and Sask Pork.

Farm-Scape, Episode 1202

A scientist with the Prairie Swine Centre in Saskatoon says some swine producers may find the style of management necessary when raising pigs in groups quite appealing. Scientists have completed the first year of a four year study comparing the performance of pigs raised under two group housing systems using electronic feeding to those raised in a conventional stall type system.

Research Scientist in Ethology Dr. Harold Gonyou says there have been some age based differences in reproductive performance, with older animals doing better in the group systems and younger animals doing a little better in stalls, but performance in all of the systems is acceptable.

"In this particular study we've run the animals thought one reproductive cycle at this point and it is a four year study. We'll be taking animals through at least six reproductive cycles.

As we've gone into this system, there were some challenges initially in terms organizing and knowing where sows were and creating the movement patterns that we have to have for the herd but it's working quite well now.

It is a different management style but it's something that you can pick up on and you'll find differences in the sows, just in terms of their temperament and your ability to walk around them.

It is a different system.

I think some producers will enjoy working with this type of a system because the sows do respond quite differently to you."

Dr. Gonyou estimates the cost of the group housing systems in use at the Prairie Swine Centre would run about the same to five percent higher than that of a conventional stall type system but that will depend on the number of animals housed in the groups.
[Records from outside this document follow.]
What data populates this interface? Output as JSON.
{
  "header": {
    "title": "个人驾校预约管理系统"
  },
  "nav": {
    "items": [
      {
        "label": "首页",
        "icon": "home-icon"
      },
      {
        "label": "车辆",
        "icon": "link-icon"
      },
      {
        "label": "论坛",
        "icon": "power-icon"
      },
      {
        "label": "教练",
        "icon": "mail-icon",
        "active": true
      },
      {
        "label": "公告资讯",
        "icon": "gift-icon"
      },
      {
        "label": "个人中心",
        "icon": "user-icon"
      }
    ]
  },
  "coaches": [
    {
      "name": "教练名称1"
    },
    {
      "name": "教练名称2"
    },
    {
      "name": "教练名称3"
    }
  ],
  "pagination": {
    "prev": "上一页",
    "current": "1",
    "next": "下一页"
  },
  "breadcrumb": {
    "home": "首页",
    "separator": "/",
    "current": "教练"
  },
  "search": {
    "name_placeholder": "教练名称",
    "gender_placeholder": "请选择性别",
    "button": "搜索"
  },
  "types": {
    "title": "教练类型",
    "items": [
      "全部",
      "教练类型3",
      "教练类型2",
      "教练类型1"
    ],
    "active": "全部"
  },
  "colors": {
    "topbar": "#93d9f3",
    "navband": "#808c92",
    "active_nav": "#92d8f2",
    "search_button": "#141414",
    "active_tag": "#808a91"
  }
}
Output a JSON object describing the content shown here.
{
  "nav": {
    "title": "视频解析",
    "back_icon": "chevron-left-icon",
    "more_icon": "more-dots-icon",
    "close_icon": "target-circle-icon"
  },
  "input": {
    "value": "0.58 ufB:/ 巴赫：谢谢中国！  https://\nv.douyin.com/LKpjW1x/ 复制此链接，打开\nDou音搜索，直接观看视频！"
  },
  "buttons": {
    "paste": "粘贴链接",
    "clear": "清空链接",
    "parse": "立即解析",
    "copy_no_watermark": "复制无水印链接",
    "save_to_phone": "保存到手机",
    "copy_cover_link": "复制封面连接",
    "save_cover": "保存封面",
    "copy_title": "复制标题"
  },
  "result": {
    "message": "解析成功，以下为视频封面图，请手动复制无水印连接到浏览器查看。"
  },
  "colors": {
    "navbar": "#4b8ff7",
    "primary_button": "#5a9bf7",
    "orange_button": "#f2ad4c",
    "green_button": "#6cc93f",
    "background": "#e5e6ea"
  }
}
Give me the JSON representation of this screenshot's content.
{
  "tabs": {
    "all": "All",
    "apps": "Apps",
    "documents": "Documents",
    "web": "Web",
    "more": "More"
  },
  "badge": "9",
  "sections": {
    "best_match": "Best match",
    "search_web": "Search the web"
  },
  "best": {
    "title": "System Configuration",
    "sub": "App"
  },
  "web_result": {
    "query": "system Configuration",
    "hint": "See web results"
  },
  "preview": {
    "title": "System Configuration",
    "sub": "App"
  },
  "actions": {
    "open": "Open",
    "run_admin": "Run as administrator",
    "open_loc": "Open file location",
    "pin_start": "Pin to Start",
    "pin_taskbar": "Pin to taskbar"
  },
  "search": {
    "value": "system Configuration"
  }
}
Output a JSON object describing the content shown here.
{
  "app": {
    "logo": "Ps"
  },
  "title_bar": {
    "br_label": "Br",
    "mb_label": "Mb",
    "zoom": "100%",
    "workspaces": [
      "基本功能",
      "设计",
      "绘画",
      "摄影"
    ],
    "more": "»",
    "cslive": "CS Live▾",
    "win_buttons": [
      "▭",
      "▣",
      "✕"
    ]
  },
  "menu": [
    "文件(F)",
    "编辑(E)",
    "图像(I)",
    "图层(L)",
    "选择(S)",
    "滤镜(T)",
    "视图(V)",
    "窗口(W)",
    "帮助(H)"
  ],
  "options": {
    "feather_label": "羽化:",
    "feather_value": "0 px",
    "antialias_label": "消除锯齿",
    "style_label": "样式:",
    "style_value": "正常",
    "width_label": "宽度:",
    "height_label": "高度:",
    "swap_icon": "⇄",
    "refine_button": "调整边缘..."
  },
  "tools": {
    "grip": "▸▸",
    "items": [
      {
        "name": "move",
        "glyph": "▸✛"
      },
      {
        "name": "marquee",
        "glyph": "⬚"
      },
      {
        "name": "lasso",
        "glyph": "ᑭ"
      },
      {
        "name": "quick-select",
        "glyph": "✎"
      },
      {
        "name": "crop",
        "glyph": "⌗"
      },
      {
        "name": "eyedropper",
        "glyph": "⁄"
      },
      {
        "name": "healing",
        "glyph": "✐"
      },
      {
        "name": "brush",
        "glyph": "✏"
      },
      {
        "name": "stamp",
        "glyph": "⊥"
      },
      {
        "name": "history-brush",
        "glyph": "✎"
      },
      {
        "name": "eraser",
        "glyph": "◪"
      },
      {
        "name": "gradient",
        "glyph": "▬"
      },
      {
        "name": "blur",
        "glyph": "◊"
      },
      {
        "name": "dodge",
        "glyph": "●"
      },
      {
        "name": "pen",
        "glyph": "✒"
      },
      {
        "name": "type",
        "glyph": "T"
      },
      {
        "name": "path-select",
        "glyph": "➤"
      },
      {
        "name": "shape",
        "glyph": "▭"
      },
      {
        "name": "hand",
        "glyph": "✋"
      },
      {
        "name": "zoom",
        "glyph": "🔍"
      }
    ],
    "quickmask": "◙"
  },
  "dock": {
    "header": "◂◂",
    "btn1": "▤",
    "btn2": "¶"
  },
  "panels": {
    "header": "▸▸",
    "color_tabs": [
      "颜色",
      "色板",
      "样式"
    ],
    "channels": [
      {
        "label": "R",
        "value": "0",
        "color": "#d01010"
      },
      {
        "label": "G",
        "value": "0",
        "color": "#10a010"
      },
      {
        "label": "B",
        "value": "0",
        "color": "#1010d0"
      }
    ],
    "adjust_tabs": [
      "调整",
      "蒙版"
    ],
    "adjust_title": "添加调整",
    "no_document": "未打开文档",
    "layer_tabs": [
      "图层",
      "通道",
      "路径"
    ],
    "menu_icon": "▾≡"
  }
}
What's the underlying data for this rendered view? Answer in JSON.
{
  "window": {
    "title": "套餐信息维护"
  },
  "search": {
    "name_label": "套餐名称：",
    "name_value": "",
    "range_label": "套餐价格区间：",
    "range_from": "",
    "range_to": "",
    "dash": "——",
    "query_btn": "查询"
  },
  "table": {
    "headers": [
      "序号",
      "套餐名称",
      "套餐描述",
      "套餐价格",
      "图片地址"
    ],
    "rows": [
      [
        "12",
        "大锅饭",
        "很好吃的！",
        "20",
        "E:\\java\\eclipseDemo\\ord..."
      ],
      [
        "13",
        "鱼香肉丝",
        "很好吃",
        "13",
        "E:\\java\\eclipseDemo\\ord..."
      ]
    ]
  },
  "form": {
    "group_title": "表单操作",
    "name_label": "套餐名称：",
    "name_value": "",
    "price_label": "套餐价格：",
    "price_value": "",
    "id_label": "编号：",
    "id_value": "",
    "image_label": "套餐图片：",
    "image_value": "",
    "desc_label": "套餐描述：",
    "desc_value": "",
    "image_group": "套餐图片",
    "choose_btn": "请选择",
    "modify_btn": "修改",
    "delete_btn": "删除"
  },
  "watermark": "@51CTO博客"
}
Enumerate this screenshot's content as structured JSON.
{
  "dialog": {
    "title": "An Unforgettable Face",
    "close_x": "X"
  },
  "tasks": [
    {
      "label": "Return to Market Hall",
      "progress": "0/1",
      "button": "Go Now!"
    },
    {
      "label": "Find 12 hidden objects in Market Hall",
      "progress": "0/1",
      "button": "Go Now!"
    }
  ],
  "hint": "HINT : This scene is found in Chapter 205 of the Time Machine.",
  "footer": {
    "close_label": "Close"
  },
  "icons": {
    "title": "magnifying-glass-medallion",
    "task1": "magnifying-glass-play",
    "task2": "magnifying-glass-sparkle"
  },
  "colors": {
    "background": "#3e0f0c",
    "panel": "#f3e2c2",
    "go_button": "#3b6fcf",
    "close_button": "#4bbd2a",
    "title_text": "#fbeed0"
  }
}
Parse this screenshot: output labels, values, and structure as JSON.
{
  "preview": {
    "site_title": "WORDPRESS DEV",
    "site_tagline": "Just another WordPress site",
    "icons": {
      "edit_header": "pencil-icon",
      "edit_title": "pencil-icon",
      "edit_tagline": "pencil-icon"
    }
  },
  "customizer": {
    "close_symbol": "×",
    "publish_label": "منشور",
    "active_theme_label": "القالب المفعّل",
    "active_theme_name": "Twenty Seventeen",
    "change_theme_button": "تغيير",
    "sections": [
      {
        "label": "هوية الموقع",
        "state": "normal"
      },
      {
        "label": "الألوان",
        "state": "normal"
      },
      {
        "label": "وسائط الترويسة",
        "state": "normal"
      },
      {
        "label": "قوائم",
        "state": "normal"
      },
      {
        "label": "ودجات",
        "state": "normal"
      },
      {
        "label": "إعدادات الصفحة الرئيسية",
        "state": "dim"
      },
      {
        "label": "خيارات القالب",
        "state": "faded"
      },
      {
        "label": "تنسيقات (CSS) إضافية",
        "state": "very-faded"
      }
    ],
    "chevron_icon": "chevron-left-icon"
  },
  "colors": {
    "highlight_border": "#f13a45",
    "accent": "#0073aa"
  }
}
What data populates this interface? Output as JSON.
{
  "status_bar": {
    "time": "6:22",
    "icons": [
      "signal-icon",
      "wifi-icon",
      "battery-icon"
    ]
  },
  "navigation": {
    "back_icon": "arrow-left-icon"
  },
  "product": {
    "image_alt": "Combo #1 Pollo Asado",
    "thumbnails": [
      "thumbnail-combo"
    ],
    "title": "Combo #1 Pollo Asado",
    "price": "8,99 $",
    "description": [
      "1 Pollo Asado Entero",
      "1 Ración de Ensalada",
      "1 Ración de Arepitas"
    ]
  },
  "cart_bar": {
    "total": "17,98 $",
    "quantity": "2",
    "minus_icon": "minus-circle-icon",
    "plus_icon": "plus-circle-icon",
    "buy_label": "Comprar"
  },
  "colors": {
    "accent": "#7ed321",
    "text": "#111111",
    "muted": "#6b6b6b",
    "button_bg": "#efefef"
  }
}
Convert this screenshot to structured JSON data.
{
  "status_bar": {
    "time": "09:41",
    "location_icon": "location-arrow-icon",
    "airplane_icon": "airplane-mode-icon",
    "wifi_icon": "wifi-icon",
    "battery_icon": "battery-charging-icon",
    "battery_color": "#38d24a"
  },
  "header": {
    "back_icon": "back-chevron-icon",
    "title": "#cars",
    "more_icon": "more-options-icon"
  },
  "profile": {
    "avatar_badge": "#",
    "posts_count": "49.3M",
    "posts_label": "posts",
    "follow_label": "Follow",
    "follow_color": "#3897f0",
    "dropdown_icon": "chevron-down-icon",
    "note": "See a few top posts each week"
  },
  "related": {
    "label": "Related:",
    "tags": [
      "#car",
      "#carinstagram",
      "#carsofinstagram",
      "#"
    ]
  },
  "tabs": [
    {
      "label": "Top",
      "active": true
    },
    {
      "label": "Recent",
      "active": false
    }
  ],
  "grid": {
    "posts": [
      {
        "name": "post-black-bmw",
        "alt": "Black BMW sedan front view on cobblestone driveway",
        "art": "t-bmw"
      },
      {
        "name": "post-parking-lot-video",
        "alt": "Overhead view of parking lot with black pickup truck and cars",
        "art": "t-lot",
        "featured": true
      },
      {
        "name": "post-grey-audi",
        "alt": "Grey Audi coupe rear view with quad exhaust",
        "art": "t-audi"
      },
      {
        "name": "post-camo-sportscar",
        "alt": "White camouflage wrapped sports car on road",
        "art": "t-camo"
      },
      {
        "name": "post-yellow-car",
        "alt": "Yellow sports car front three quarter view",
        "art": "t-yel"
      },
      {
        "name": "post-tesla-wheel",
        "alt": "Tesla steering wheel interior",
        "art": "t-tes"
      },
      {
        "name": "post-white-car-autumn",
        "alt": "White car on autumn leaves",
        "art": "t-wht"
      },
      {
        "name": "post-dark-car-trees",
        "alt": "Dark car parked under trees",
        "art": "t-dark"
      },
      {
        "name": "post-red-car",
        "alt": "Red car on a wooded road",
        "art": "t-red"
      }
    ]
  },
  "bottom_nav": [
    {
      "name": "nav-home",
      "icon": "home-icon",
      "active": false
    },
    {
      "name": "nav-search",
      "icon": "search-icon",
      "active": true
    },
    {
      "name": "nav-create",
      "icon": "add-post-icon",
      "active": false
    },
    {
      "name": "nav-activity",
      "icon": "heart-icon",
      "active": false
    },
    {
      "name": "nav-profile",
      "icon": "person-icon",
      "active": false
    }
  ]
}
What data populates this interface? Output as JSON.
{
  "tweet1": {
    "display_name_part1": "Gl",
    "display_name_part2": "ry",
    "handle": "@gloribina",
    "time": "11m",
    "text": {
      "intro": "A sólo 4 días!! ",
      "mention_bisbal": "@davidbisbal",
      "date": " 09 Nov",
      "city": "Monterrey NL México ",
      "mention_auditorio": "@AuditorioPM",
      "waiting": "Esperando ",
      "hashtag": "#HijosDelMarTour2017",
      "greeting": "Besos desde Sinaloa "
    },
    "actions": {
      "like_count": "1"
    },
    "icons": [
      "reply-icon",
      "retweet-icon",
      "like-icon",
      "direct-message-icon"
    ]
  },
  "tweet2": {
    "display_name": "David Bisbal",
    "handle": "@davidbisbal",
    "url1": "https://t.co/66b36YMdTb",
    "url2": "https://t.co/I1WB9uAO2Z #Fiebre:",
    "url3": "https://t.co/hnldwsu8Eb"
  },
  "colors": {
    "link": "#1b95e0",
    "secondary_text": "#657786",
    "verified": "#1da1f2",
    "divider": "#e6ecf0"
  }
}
He says the centre operates with 45 animals in groups but scientists are confident that number could be increased to 55 and at 55 the costs of the two systems would be similar.

For Farmscape.Ca, I'm Bruce Cochrane.

5m Editor